ReduxReview:  This song was a good one to re-introduce Boston. Power ballads were becoming more in-style at the time and the nostalgia factor of the band's return certainly helped. The tune was written and initially recorded in 1980 and it does have that late-70s arena rock band feel to it. I'd venture to say that if released in 1980 or '81, it might have been an even bigger hit riding the chart alongside similar acts peaking at the time like Journey and REO Speedwagon. Still, a couple weeks at #1  in '86 was quite the accomplishment. I wasn't a big Boston fan save for "More Than a Feeling," but I did appreciate this tune. It was expertly crafted by Scholz. It took six years to get out, but the song had a timeless feel that allowed it to still be a hit. Oh - and it hit #1 without the aid of an MTV video.

ReduxRating:  7/10

Trivia:  Back in the 60s and 70s, artists typically would release a new album a year with concert and compilations pushed out in between. For example, The Rolling Stones released fourteen studio albums in a ten-year period ('64-'74). That doesn't include two concert albums and at least five compilations.

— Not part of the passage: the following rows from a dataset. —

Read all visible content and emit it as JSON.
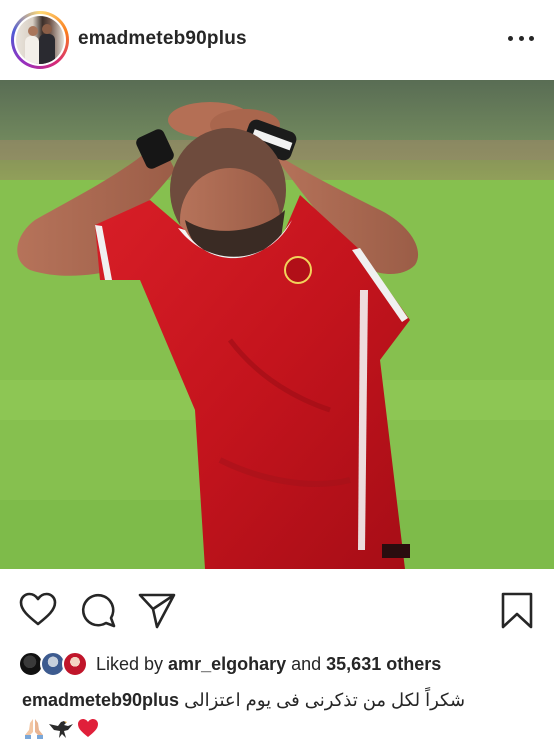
{
  "post": {
    "username": "emadmeteb90plus",
    "more_icon": "more-horizontal-icon"
  },
  "photo": {
    "subject": "player in red jersey holding head on football pitch"
  },
  "actions": {
    "like_icon": "heart-outline-icon",
    "comment_icon": "comment-bubble-icon",
    "share_icon": "paper-plane-icon",
    "save_icon": "bookmark-outline-icon"
  },
  "likes": {
    "prefix": "Liked by ",
    "user": "amr_elgohary",
    "connector": " and ",
    "count": "35,631 others"
  },
  "caption": {
    "user": "emadmeteb90plus",
    "text": "شكراً لكل من تذكرنى فى يوم اعتزالى",
    "emojis": [
      "pray-emoji",
      "eagle-emoji",
      "red-heart-emoji"
    ]
  },
  "colors": {
    "text": "#262626",
    "jersey_red": "#c8151f",
    "pitch_green": "#8cc452",
    "heart_red": "#e0203a"
  }
}
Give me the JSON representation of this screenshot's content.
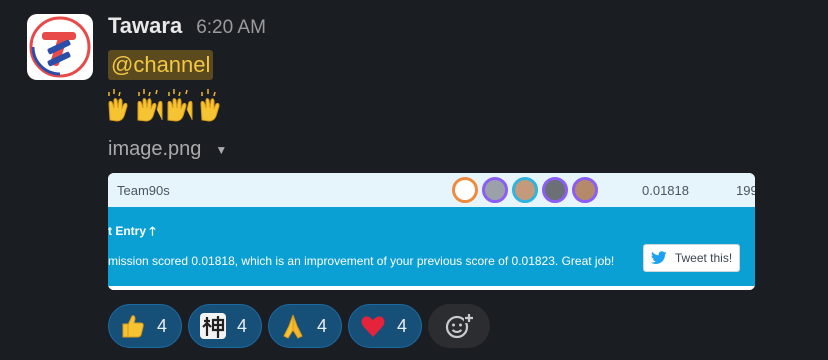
{
  "message": {
    "author": "Tawara",
    "time": "6:20 AM",
    "mention": "@channel",
    "file_name": "image.png"
  },
  "preview": {
    "team": "Team90s",
    "score": "0.01818",
    "rank": "199",
    "entry_title": "t Entry 🡑",
    "entry_message": "mission scored 0.01818, which is an improvement of your previous score of 0.01823. Great job!",
    "tweet_label": "Tweet this!"
  },
  "reactions": [
    {
      "emoji": "thumbs-up",
      "count": "4"
    },
    {
      "emoji": "kami",
      "count": "4"
    },
    {
      "emoji": "folded-hands",
      "count": "4"
    },
    {
      "emoji": "heart",
      "count": "4"
    }
  ],
  "colors": {
    "background": "#1a1d21",
    "mention_bg": "#5b4a1e",
    "mention_text": "#f2c744",
    "reaction_bg": "#164f78",
    "banner_blue": "#0ba0d4"
  }
}
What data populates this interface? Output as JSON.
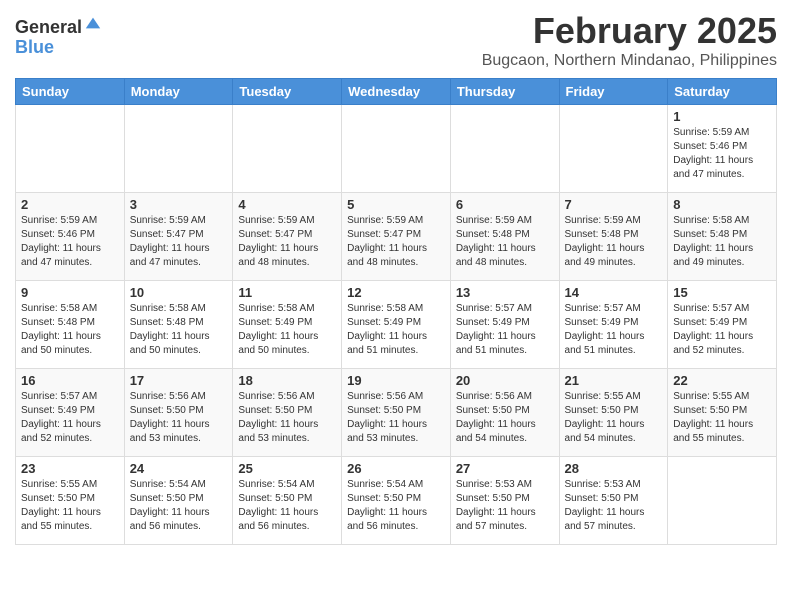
{
  "header": {
    "logo_general": "General",
    "logo_blue": "Blue",
    "month_title": "February 2025",
    "location": "Bugcaon, Northern Mindanao, Philippines"
  },
  "weekdays": [
    "Sunday",
    "Monday",
    "Tuesday",
    "Wednesday",
    "Thursday",
    "Friday",
    "Saturday"
  ],
  "weeks": [
    [
      {
        "day": "",
        "info": ""
      },
      {
        "day": "",
        "info": ""
      },
      {
        "day": "",
        "info": ""
      },
      {
        "day": "",
        "info": ""
      },
      {
        "day": "",
        "info": ""
      },
      {
        "day": "",
        "info": ""
      },
      {
        "day": "1",
        "info": "Sunrise: 5:59 AM\nSunset: 5:46 PM\nDaylight: 11 hours\nand 47 minutes."
      }
    ],
    [
      {
        "day": "2",
        "info": "Sunrise: 5:59 AM\nSunset: 5:46 PM\nDaylight: 11 hours\nand 47 minutes."
      },
      {
        "day": "3",
        "info": "Sunrise: 5:59 AM\nSunset: 5:47 PM\nDaylight: 11 hours\nand 47 minutes."
      },
      {
        "day": "4",
        "info": "Sunrise: 5:59 AM\nSunset: 5:47 PM\nDaylight: 11 hours\nand 48 minutes."
      },
      {
        "day": "5",
        "info": "Sunrise: 5:59 AM\nSunset: 5:47 PM\nDaylight: 11 hours\nand 48 minutes."
      },
      {
        "day": "6",
        "info": "Sunrise: 5:59 AM\nSunset: 5:48 PM\nDaylight: 11 hours\nand 48 minutes."
      },
      {
        "day": "7",
        "info": "Sunrise: 5:59 AM\nSunset: 5:48 PM\nDaylight: 11 hours\nand 49 minutes."
      },
      {
        "day": "8",
        "info": "Sunrise: 5:58 AM\nSunset: 5:48 PM\nDaylight: 11 hours\nand 49 minutes."
      }
    ],
    [
      {
        "day": "9",
        "info": "Sunrise: 5:58 AM\nSunset: 5:48 PM\nDaylight: 11 hours\nand 50 minutes."
      },
      {
        "day": "10",
        "info": "Sunrise: 5:58 AM\nSunset: 5:48 PM\nDaylight: 11 hours\nand 50 minutes."
      },
      {
        "day": "11",
        "info": "Sunrise: 5:58 AM\nSunset: 5:49 PM\nDaylight: 11 hours\nand 50 minutes."
      },
      {
        "day": "12",
        "info": "Sunrise: 5:58 AM\nSunset: 5:49 PM\nDaylight: 11 hours\nand 51 minutes."
      },
      {
        "day": "13",
        "info": "Sunrise: 5:57 AM\nSunset: 5:49 PM\nDaylight: 11 hours\nand 51 minutes."
      },
      {
        "day": "14",
        "info": "Sunrise: 5:57 AM\nSunset: 5:49 PM\nDaylight: 11 hours\nand 51 minutes."
      },
      {
        "day": "15",
        "info": "Sunrise: 5:57 AM\nSunset: 5:49 PM\nDaylight: 11 hours\nand 52 minutes."
      }
    ],
    [
      {
        "day": "16",
        "info": "Sunrise: 5:57 AM\nSunset: 5:49 PM\nDaylight: 11 hours\nand 52 minutes."
      },
      {
        "day": "17",
        "info": "Sunrise: 5:56 AM\nSunset: 5:50 PM\nDaylight: 11 hours\nand 53 minutes."
      },
      {
        "day": "18",
        "info": "Sunrise: 5:56 AM\nSunset: 5:50 PM\nDaylight: 11 hours\nand 53 minutes."
      },
      {
        "day": "19",
        "info": "Sunrise: 5:56 AM\nSunset: 5:50 PM\nDaylight: 11 hours\nand 53 minutes."
      },
      {
        "day": "20",
        "info": "Sunrise: 5:56 AM\nSunset: 5:50 PM\nDaylight: 11 hours\nand 54 minutes."
      },
      {
        "day": "21",
        "info": "Sunrise: 5:55 AM\nSunset: 5:50 PM\nDaylight: 11 hours\nand 54 minutes."
      },
      {
        "day": "22",
        "info": "Sunrise: 5:55 AM\nSunset: 5:50 PM\nDaylight: 11 hours\nand 55 minutes."
      }
    ],
    [
      {
        "day": "23",
        "info": "Sunrise: 5:55 AM\nSunset: 5:50 PM\nDaylight: 11 hours\nand 55 minutes."
      },
      {
        "day": "24",
        "info": "Sunrise: 5:54 AM\nSunset: 5:50 PM\nDaylight: 11 hours\nand 56 minutes."
      },
      {
        "day": "25",
        "info": "Sunrise: 5:54 AM\nSunset: 5:50 PM\nDaylight: 11 hours\nand 56 minutes."
      },
      {
        "day": "26",
        "info": "Sunrise: 5:54 AM\nSunset: 5:50 PM\nDaylight: 11 hours\nand 56 minutes."
      },
      {
        "day": "27",
        "info": "Sunrise: 5:53 AM\nSunset: 5:50 PM\nDaylight: 11 hours\nand 57 minutes."
      },
      {
        "day": "28",
        "info": "Sunrise: 5:53 AM\nSunset: 5:50 PM\nDaylight: 11 hours\nand 57 minutes."
      },
      {
        "day": "",
        "info": ""
      }
    ]
  ]
}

So when Boston signed their contact it called for ten albums over a six year period. Well, that's just not how Tom Scholz worked. It took two years for him to record Don't Look Back, which was a lengthy gap back then. And Scholz felt it was a rush job at that pace. When it looked like the third album was going to take even longer, CBS balked and filed a breach of contract lawsuit for failing to deliver product on time. Scholz then filed a counter-suit. The lawsuits took up the first half of the 80s and by 1985 Scholz's lawyers finally got him out from under CBS, which allowed him to move to MCA and release Third Stage. Yet the lawsuits weren't fully over and continued through to 1990 when Scholz proved victorious. These days, it's not unusual for an artist to take their time between albums. It took Adele four years to follow-up her mega-hit LP 21. Pink had a five year gap between a couple of her albums while it took ten years for Gwen Stefani to put out her third solo disc. The average gap between albums these days seems to be about two-to-three years. Still, that would be too short for Scholz. It would take eight years before Boston would put out their fourth album.